Another execution has been postponed, due to COVID-19.
The Tennessee Supreme Court announced Friday that Byron Black will not be put to death this October. For now, his execution has been rescheduled for April 2021.
Black was sentenced to death in 1989 on three murder charges. But his defense team says he suffers from “mental defects,” including brain damage and schizophrenia. Federal defender Kelley Henry says she plans to ask the court for a competency hearing, to overturn his execution altogether. She says such a hearing couldn’t happen while protections to prevent the spread of the virus are still in place, since they would have to bring in mental health experts from out of state.
“The stay in Mr. Black’s case was absolutely necessary,” Henry says.
Multiple death row inmates have asked the state to pause executions during the pandemic. Their attorneys argue that social distancing measures have made it difficult for them to meet with their clients and build their clemency cases. Black’s lawyer says delaying executions will also help protect prison guards, inmates and witnesses who have to visit the prison for an execution.

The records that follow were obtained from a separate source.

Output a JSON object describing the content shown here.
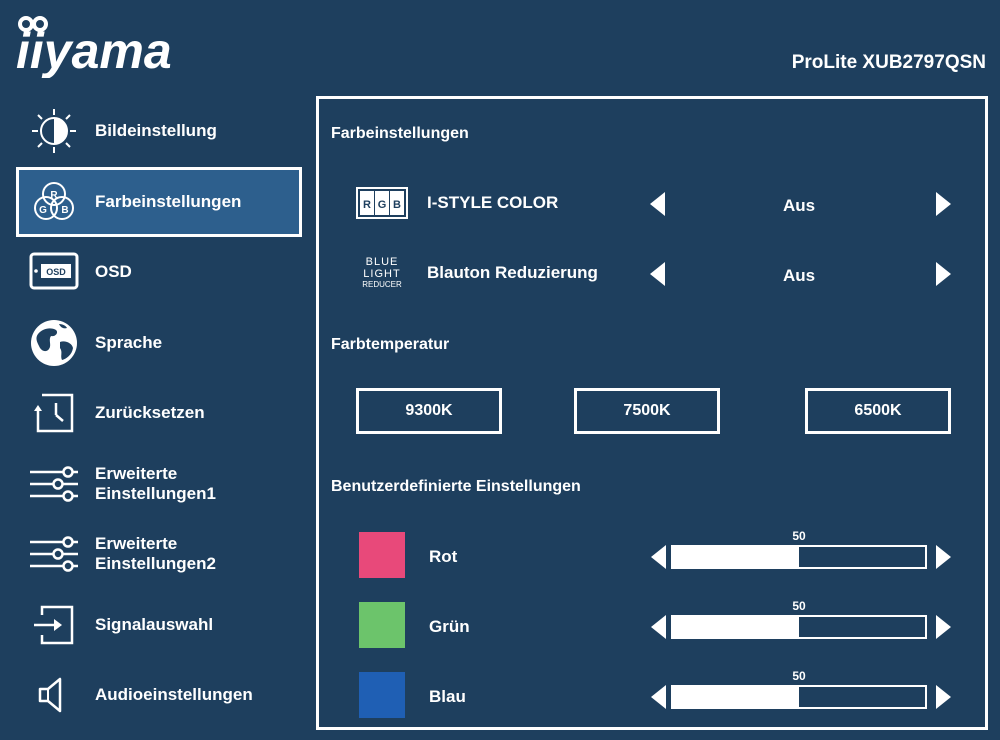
{
  "header": {
    "brand": "iiyama",
    "model": "ProLite XUB2797QSN"
  },
  "sidebar": {
    "items": [
      {
        "label": "Bildeinstellung",
        "icon": "brightness-icon",
        "active": false
      },
      {
        "label": "Farbeinstellungen",
        "icon": "rgb-color-icon",
        "active": true
      },
      {
        "label": "OSD",
        "icon": "osd-icon",
        "active": false
      },
      {
        "label": "Sprache",
        "icon": "globe-icon",
        "active": false
      },
      {
        "label": "Zurücksetzen",
        "icon": "reset-clock-icon",
        "active": false
      },
      {
        "label": "Erweiterte Einstellungen1",
        "icon": "sliders-icon",
        "active": false
      },
      {
        "label": "Erweiterte Einstellungen2",
        "icon": "sliders-icon",
        "active": false
      },
      {
        "label": "Signalauswahl",
        "icon": "input-source-icon",
        "active": false
      },
      {
        "label": "Audioeinstellungen",
        "icon": "speaker-icon",
        "active": false
      }
    ]
  },
  "panel": {
    "title": "Farbeinstellungen",
    "options": [
      {
        "label": "I-STYLE COLOR",
        "value": "Aus",
        "icon": "rgb-bars-icon",
        "icon_text": [
          "R",
          "G",
          "B"
        ]
      },
      {
        "label": "Blauton Reduzierung",
        "value": "Aus",
        "icon": "blue-light-reducer-icon",
        "icon_text": [
          "BLUE",
          "LIGHT",
          "REDUCER"
        ]
      }
    ],
    "temperature": {
      "title": "Farbtemperatur",
      "presets": [
        "9300K",
        "7500K",
        "6500K"
      ]
    },
    "custom": {
      "title": "Benutzerdefinierte Einstellungen",
      "max": 100,
      "channels": [
        {
          "label": "Rot",
          "value": 50,
          "color": "#e8497a"
        },
        {
          "label": "Grün",
          "value": 50,
          "color": "#6cc46b"
        },
        {
          "label": "Blau",
          "value": 50,
          "color": "#1f5fb4"
        }
      ]
    }
  }
}
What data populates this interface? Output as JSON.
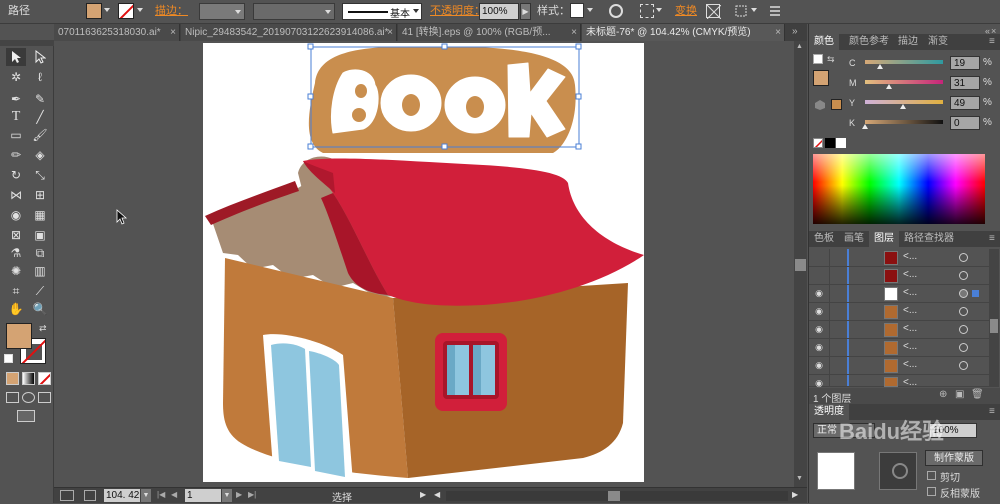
{
  "control_bar": {
    "object_type": "路径",
    "fill_color": "#d4a373",
    "stroke_label": "描边：",
    "stroke_style_label": "基本",
    "opacity_label": "不透明度：",
    "opacity_value": "100%",
    "style_label": "样式：",
    "transform_label": "变换"
  },
  "tabs": [
    {
      "label": "0701163625318030.ai*",
      "active": false
    },
    {
      "label": "Nipic_29483542_20190703122623914086.ai*",
      "active": false
    },
    {
      "label": "41 [转换].eps @ 100% (RGB/预...",
      "active": false
    },
    {
      "label": "未标题-76* @ 104.42% (CMYK/预览)",
      "active": true
    }
  ],
  "artwork": {
    "sign_text": "Book",
    "sign_color": "#c98e4e",
    "roof_color": "#d11f3a",
    "wall_color": "#b86f30",
    "wall_side_color": "#c07a3b",
    "thatch_color": "#a68c74",
    "window_glass": "#8ec6df"
  },
  "status_bar": {
    "zoom": "104. 42",
    "page": "1",
    "tool": "选择"
  },
  "color_panel": {
    "tabs": [
      "颜色",
      "颜色参考",
      "描边",
      "渐变"
    ],
    "active_tab": "颜色",
    "channels": [
      {
        "label": "C",
        "value": "19",
        "unit": "%",
        "level": 0.19
      },
      {
        "label": "M",
        "value": "31",
        "unit": "%",
        "level": 0.31
      },
      {
        "label": "Y",
        "value": "49",
        "unit": "%",
        "level": 0.49
      },
      {
        "label": "K",
        "value": "0",
        "unit": "%",
        "level": 0.0
      }
    ]
  },
  "layers_panel": {
    "tabs": [
      "色板",
      "画笔",
      "图层",
      "路径查找器"
    ],
    "active_tab": "图层",
    "rows": [
      {
        "name": "<...",
        "thumb": "#8b1010"
      },
      {
        "name": "<...",
        "thumb": "#8b1010"
      },
      {
        "name": "<...",
        "thumb": "#ffffff"
      },
      {
        "name": "<...",
        "thumb": "#b06a30"
      },
      {
        "name": "<...",
        "thumb": "#b06a30"
      },
      {
        "name": "<...",
        "thumb": "#b06a30"
      },
      {
        "name": "<...",
        "thumb": "#b06a30"
      },
      {
        "name": "<...",
        "thumb": "#b06a30"
      }
    ],
    "layer_count": "1 个图层"
  },
  "transparency_panel": {
    "title": "透明度",
    "mode": "正常",
    "opacity_value": "100%",
    "make_mask_button": "制作蒙版",
    "clip_label": "剪切",
    "invert_label": "反相蒙版"
  },
  "watermark": "Baidu经验"
}
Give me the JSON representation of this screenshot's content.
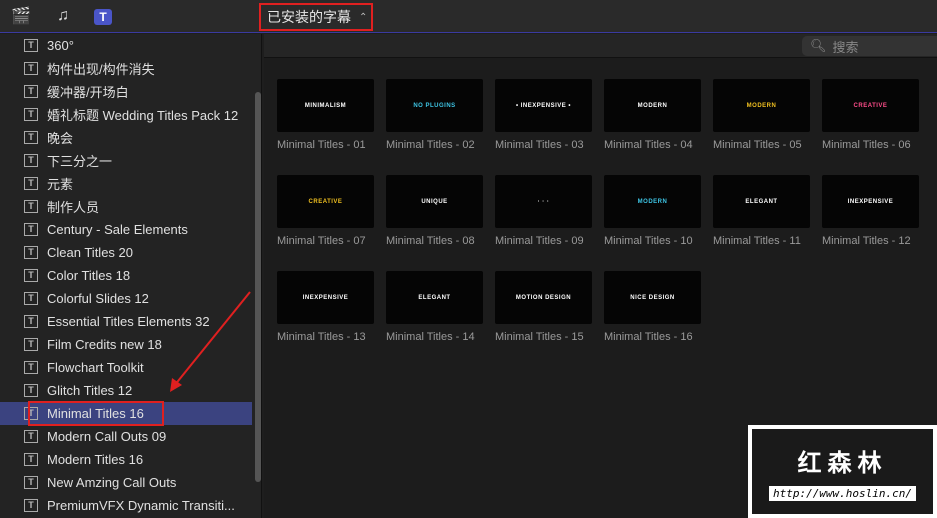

Several weeks ago, the Tennessee Supreme Court postponed the execution of another man on death row scheduled to die in June. But it denied a similar request for an execution set for this August.
Outside visitors have been barred from state prisons since mid-March. Many correctional facilities have emerged as coronavirus hotspots since then. More than 3,000 Tennessee inmates have tested positive for the virus since the start of the pandemic.